BEGIN

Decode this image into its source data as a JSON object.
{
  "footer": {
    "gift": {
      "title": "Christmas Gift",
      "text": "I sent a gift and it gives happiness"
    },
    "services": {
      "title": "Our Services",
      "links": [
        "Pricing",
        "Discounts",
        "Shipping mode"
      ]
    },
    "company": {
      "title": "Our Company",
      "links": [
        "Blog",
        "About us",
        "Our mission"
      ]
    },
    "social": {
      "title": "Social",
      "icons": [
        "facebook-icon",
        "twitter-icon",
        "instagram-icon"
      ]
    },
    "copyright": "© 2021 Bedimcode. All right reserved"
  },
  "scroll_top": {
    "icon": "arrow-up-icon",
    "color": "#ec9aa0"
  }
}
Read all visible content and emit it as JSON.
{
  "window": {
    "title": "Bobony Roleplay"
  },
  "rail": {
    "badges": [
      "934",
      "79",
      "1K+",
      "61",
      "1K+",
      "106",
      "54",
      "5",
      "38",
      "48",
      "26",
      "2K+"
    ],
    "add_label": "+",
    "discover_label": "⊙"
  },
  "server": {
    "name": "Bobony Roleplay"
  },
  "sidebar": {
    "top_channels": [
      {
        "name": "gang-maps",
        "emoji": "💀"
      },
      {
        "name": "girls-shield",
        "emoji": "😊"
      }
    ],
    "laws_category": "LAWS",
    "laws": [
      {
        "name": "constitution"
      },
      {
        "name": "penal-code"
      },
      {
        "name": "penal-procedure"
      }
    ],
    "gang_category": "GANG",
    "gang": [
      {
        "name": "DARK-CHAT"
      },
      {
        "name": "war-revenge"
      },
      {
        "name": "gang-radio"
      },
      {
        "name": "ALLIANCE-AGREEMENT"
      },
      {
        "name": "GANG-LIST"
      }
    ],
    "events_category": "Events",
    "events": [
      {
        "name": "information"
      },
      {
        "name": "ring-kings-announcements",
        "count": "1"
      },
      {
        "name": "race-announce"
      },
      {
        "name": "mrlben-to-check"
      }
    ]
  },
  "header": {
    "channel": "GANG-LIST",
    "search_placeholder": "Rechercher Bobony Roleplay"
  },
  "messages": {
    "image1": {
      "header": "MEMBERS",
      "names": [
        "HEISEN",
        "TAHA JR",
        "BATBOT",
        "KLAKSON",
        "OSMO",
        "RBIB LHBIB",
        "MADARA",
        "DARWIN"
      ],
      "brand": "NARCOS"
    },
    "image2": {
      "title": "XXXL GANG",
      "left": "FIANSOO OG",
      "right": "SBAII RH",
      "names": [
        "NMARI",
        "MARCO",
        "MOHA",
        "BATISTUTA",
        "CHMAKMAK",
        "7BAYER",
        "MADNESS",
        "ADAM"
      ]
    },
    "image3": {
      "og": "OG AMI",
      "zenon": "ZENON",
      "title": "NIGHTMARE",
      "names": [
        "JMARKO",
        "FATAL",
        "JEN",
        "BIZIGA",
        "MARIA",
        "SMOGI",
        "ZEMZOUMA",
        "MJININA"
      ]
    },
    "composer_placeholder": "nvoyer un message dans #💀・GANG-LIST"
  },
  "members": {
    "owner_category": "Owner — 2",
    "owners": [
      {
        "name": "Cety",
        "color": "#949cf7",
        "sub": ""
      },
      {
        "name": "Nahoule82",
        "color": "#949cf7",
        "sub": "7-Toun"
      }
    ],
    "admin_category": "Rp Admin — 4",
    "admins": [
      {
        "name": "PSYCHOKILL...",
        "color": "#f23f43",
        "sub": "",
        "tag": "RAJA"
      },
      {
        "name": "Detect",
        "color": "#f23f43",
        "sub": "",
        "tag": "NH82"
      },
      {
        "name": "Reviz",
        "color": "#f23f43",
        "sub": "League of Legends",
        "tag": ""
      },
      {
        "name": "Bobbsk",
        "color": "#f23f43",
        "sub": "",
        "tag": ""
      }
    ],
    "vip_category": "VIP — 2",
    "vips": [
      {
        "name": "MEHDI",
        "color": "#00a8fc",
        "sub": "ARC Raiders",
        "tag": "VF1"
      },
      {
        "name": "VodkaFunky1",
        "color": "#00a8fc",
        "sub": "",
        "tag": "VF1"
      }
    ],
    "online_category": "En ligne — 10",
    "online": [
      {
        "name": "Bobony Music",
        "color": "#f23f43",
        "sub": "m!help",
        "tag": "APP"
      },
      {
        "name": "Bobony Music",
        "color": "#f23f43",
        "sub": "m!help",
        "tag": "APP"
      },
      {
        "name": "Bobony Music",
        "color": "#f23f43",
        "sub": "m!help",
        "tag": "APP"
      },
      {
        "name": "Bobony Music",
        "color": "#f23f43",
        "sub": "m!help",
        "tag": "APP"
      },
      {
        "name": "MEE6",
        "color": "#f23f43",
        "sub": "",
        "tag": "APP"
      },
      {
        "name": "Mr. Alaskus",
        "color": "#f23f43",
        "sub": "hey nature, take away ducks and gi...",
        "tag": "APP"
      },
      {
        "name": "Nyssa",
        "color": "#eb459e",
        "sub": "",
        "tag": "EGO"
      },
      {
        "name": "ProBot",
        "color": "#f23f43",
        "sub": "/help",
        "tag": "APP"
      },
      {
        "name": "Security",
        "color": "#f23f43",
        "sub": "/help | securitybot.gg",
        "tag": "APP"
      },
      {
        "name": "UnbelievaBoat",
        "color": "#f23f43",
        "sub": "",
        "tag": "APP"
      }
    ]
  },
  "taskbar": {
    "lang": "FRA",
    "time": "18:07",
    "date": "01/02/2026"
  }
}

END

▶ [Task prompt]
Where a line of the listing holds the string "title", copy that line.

▶ [Exercise solution]
      "title": "Christmas Gift",
      "title": "Our Services",
      "title": "Our Company",
      "title": "Social",
    "title": "Bobony Roleplay"
      "title": "XXXL GANG",
      "title": "NIGHTMARE",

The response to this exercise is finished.